So, I use Java and it works well for me and my customers, and it works pretty much everywhere (over my recent career I've done Internet scale enterprise with it, desktop, web, embedded systems, hardware accelerated 2D and 3D graphics, hard-out scientific computing).

You can keep crowing about your new little language features in C# (while ignoring all the cruft that is accumulating as yesterday's 'new' becomes unfashionable - and it is just fashion) that don't matter a whit to productivity in a million-line program (and make it harder for new starters to follow).

Java ain't going anywhere. Mono and .NET will both be long gone before the Sun sets on Java (just as C won't ever be killed for some applications). Want the facts, well check the figures:
http://www.tiobe.com/index.php/content/paperinfo/tpci/index.html

Most of the developers in the World are using Java (and C). Far more than C#. This is not because they lack the *skillz* but because they realise to scale you have to *keep it simple*.

Edited 2011-05-19 08:07 UTC

Reply Score: 3

RE: Meh, who cares
by toomuchtatose on Thu 19th May 2011 08:50 in reply to "Meh, who cares"
toomuchtatose Member since:
2011-05-15

I do agree on the KISS philosophy to deploy Java instead of other less-ubiquitous alternatives.

Unless one has the need to use special features of specific platforms, there is little to no net efficiency gains from 'doing something different', considering the change costs and risks involved.

Arguably, this is also one of the reasons why Java is creating inertia for the growth of other platforms.

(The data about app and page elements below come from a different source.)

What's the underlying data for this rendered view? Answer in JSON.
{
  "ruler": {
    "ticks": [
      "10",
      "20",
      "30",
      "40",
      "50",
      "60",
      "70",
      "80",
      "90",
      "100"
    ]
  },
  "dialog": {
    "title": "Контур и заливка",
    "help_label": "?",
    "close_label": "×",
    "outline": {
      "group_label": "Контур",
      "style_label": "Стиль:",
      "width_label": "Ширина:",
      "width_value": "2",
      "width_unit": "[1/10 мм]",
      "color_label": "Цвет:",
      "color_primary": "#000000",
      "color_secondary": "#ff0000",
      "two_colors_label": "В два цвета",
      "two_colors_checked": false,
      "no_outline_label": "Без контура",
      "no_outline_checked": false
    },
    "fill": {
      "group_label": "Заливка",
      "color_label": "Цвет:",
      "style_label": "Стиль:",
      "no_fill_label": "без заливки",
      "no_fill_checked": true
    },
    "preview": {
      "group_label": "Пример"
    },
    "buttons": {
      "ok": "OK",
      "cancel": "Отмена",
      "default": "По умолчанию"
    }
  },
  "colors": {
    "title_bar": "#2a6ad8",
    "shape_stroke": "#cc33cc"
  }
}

I see Javascript as an important alternative which might gain traction provide Java loses its mind-share on developers and enterprise.

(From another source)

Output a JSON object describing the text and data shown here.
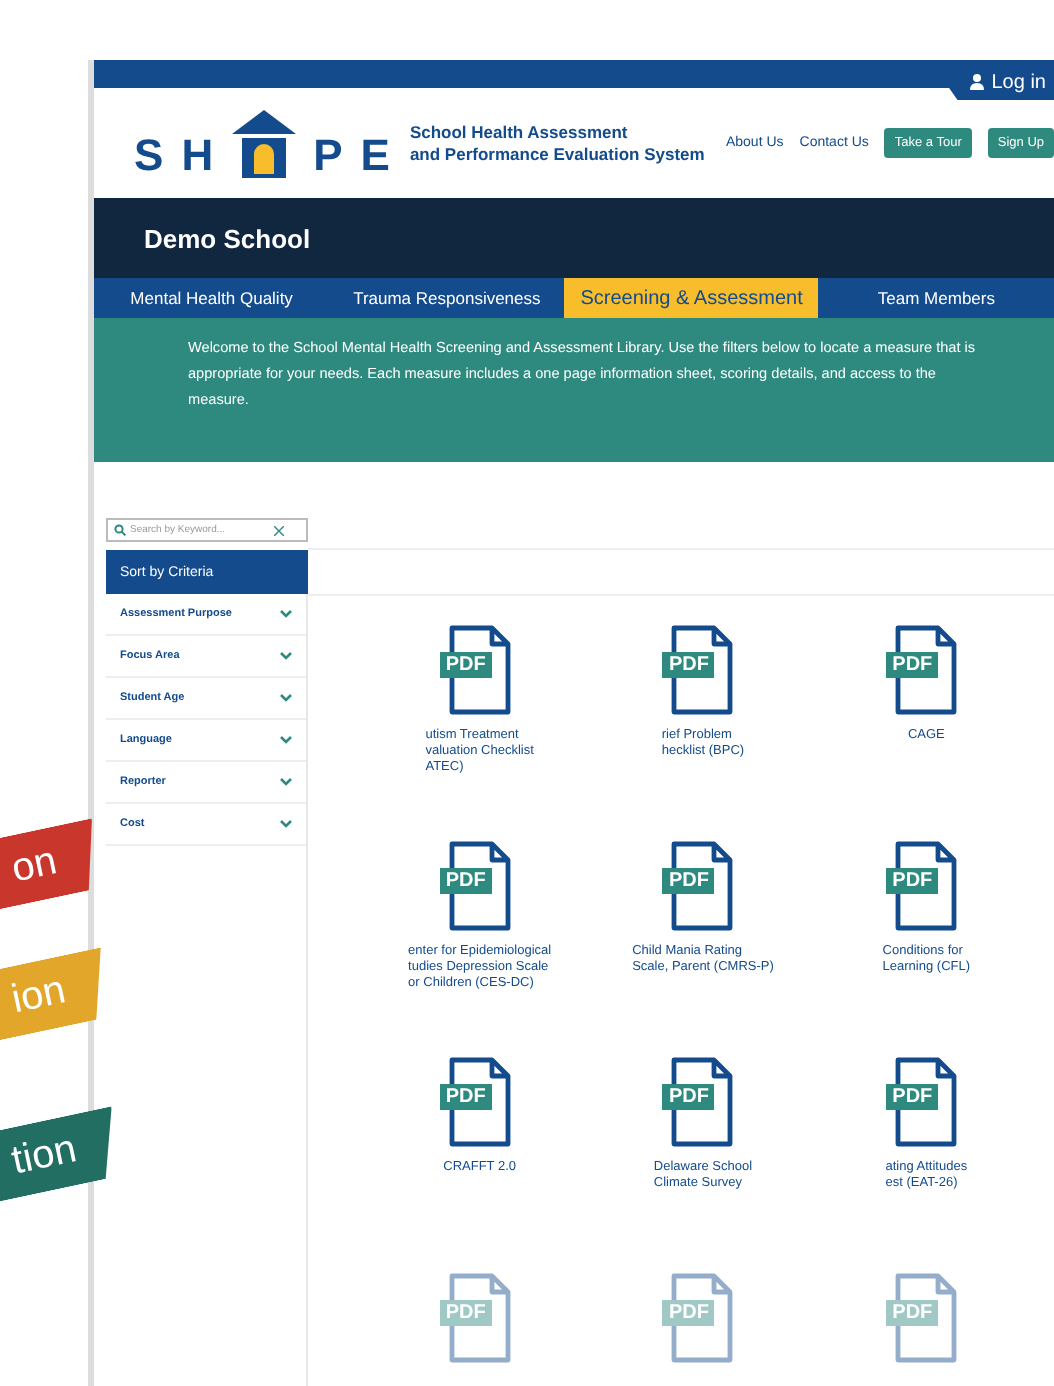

Reply Parent Score: 1

RE[2]: Meh, who cares
by StaubSaugerNZ on Thu 19th May 2011 09:31 in reply to "RE: Meh, who cares"
StaubSaugerNZ Member since:
2007-07-13

I do agree on the KISS philosophy to deploy Java instead of other less-ubiquitous alternatives.

Unless one has the need to use special features of specific platforms, there is little to no net efficiency gains from 'doing something different', considering the change costs and risks involved.

Arguably, this is also one of the reasons why Java is creating inertia for the growth of other platforms. I see Javascript as an important alternative which might gain traction provide Java loses its mind-share on developers and enterprise.


Interesting points. Although Javascript is not really a general-purpose language, and the variation of Javascript between browsers is a bit painful. Technologies such as Google Web Toolkit allow you to bypass Javascript for the most part, and still work in Java client-side an server-side.

Reply Parent Score: 2

RE: Meh, who cares
by segedunum on Thu 19th May 2011 13:00 in reply to "Meh, who cares"
segedunum Member since:
2005-07-06

For me, it's difficult to see why mobile developers would want to buy Visual Studio, a whole bunch of development tools specific to one desktop and the whole .Net juggernaut.

Microsoft seems to think that because most developers have to develop for Windows if they want to create a desktop application then that logic applies everywhere else. It's a fatal mistake IMHO.

Reply Parent Score: 2